[Excerpts from an interface dataset]

· · · · · · ·

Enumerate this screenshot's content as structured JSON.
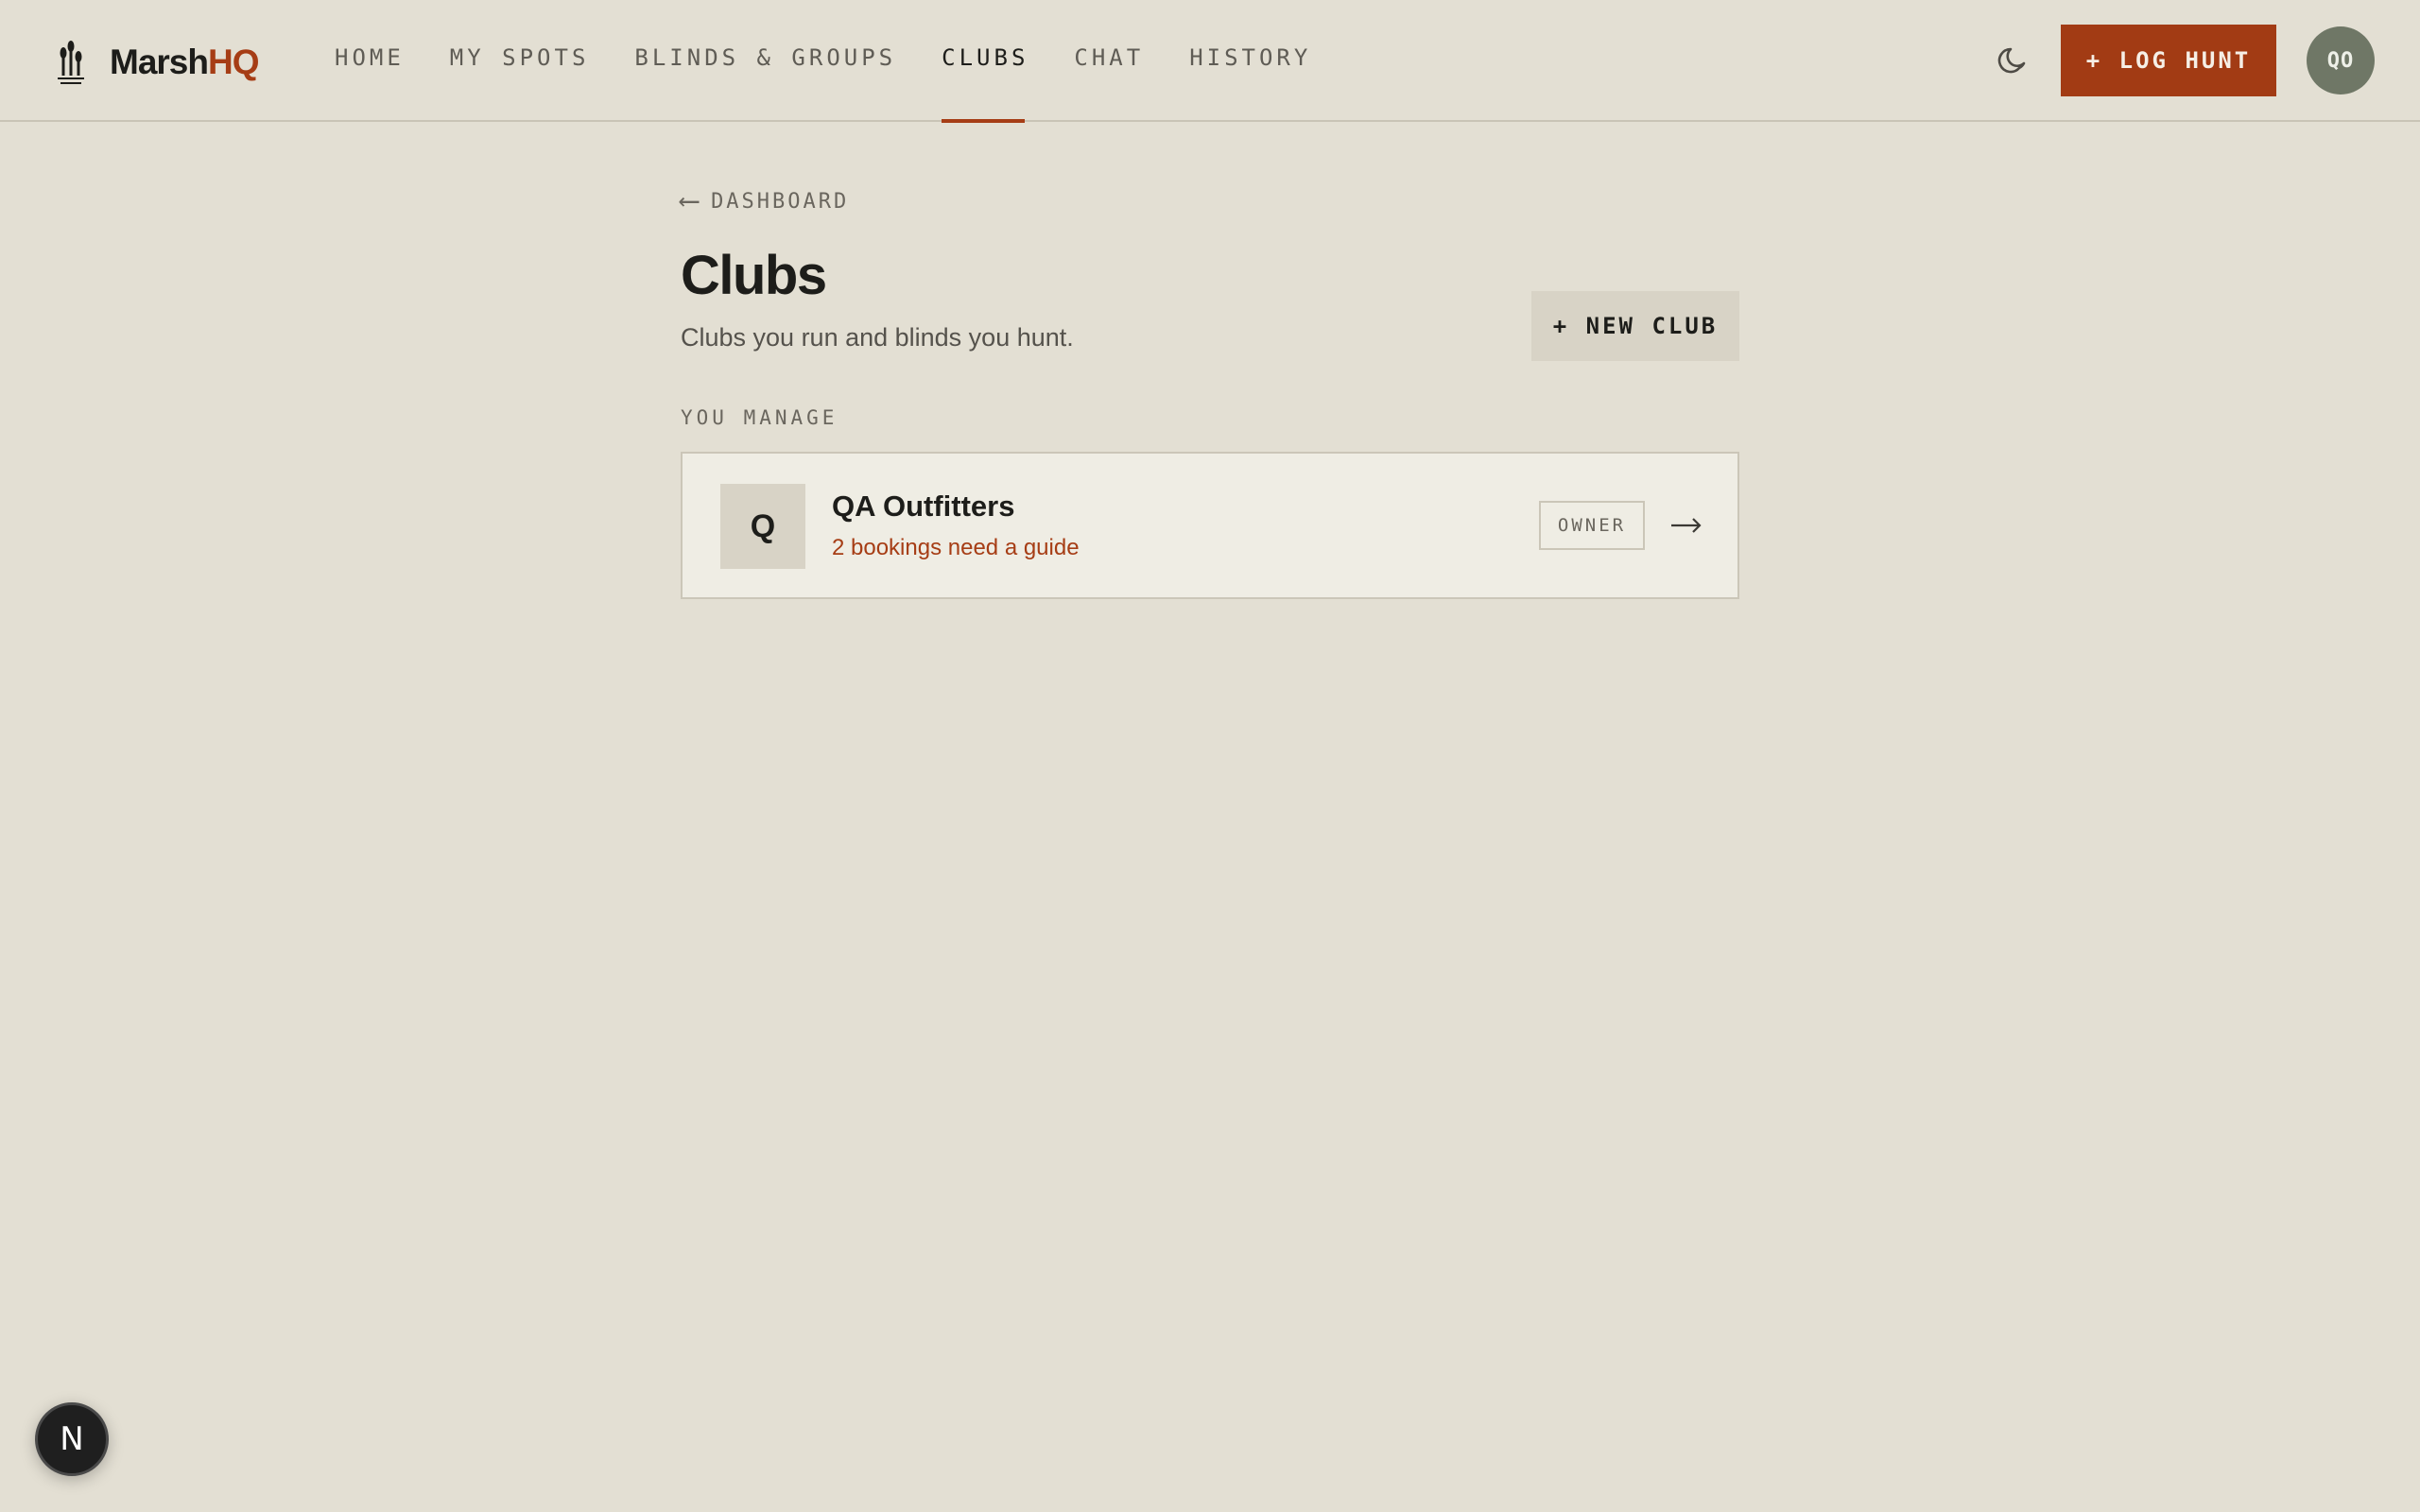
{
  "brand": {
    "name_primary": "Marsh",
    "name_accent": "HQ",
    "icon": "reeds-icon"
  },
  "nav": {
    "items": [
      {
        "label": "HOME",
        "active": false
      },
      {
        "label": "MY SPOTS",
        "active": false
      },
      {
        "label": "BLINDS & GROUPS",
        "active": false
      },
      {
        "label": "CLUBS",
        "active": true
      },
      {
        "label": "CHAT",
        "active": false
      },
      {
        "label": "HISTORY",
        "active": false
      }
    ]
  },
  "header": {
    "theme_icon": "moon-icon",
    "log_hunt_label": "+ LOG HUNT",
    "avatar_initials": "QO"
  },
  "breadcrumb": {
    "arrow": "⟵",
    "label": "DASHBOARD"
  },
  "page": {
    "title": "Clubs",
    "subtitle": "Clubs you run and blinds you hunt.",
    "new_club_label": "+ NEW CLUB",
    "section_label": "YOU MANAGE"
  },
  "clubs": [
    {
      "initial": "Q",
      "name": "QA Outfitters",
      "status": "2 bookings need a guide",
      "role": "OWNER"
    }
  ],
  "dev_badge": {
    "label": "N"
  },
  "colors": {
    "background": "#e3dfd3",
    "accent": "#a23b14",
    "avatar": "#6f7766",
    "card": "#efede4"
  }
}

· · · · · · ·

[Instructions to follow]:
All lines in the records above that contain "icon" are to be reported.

[Result]:
    "icon": "reeds-icon"
    "theme_icon": "moon-icon",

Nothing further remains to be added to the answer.